Well, the State of Maine has made the job of locating your ancestor’s probate records and deeds MUCH easier! Continue reading
My grandmother, Goldie (Simpson) Uphouse Edwards, about 1974
In the era when families are spread through the U.S., I suppose my family was quite an anomaly. So much so that in later years my grandmother would often remark, “I must have done something wrong – I just can’t rid of you kids!” Of course, all of us “kids,” now well into adulthood with families of our own, knew she was fiercely proud of her loyal brood of children and grandchildren. Her life had been spent raising her three daughters, and then, spending her mid-life and senior years doting on her six grandkids.
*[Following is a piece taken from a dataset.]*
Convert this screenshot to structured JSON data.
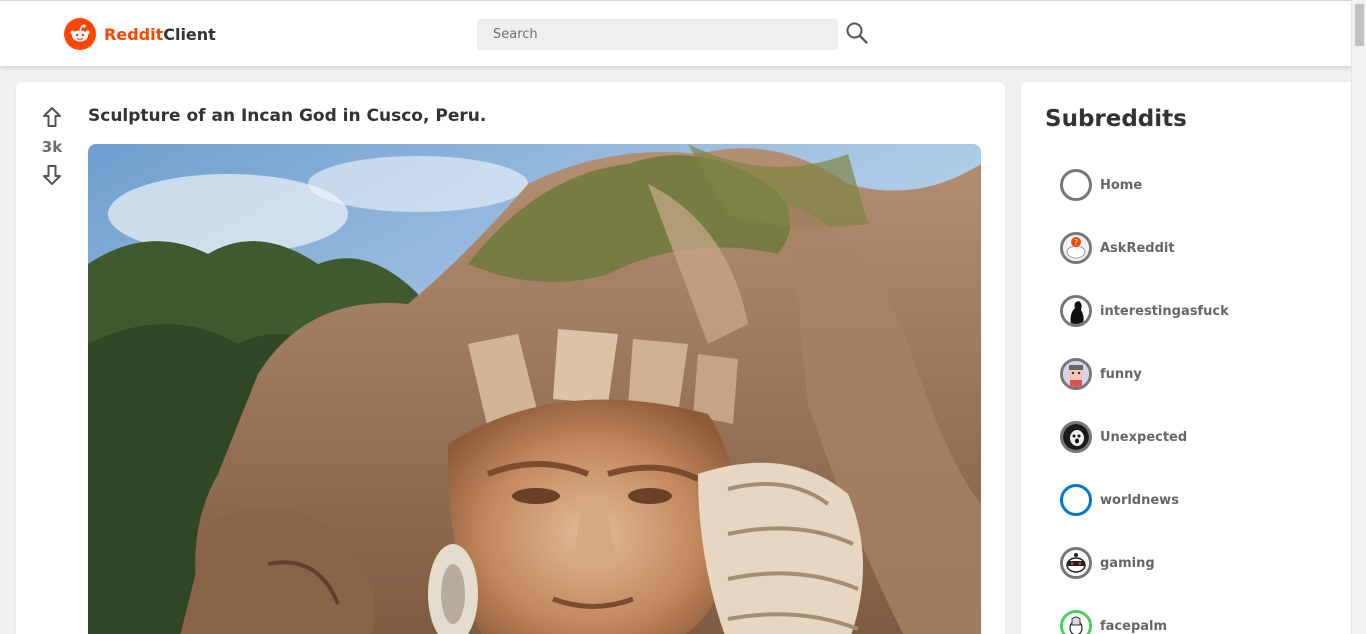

Reflecting back, I now realize I took my childhood for granted, and assumed that all kids had wonderful grandparents and extended families. Continue reading
Last night I went to the Family History Center just long enough to order the microfilms I needed for Somerset County, PA – taxes, naturalization records, church records, etc. Yup, just a brief stop and then I’d head home and start my after-work chores. Well, lucky for me, two of the eight films I’d planned to request were there! I didn’t get any new info, but I was able to confirm info I’d found online at PA-Roots.org. (Needless to say, it is always exhilarating to see the original document, even though it wasn’t “new” information!) While wrapping up for the night, I was chatting with the volunteer who was manning the library. “So what go you interested in genealogy?” he asked.
Page 22 of Lavina Bursley Stanwood
The thrill of solving these puzzles is what has me hooked and keeps me feverishly seeking answers to my family mysteries. Continue reading
It’s hard to believe that last year this time I was just putting together a sketch of my Uphouse family in Somerset County, Pennsylvania. Using the censuses, I came up with some hypotheses on relationships – and most have proved correct! When Henry Uphouse died, his kids seemed to be spread abroad throughout Somerset and Westmoreland counties, and while I was reasonably certain these kids were my aunts and uncles, I had no initial proof. One invaluable web site to assist in my endeavor is www.pa-roots.com. Last night I found a newly-posted, extracted obituary for William H. Uphouse on there. Actually, they had two of them. A quick email and by mid-morning today I had scanned copies of both! Continue reading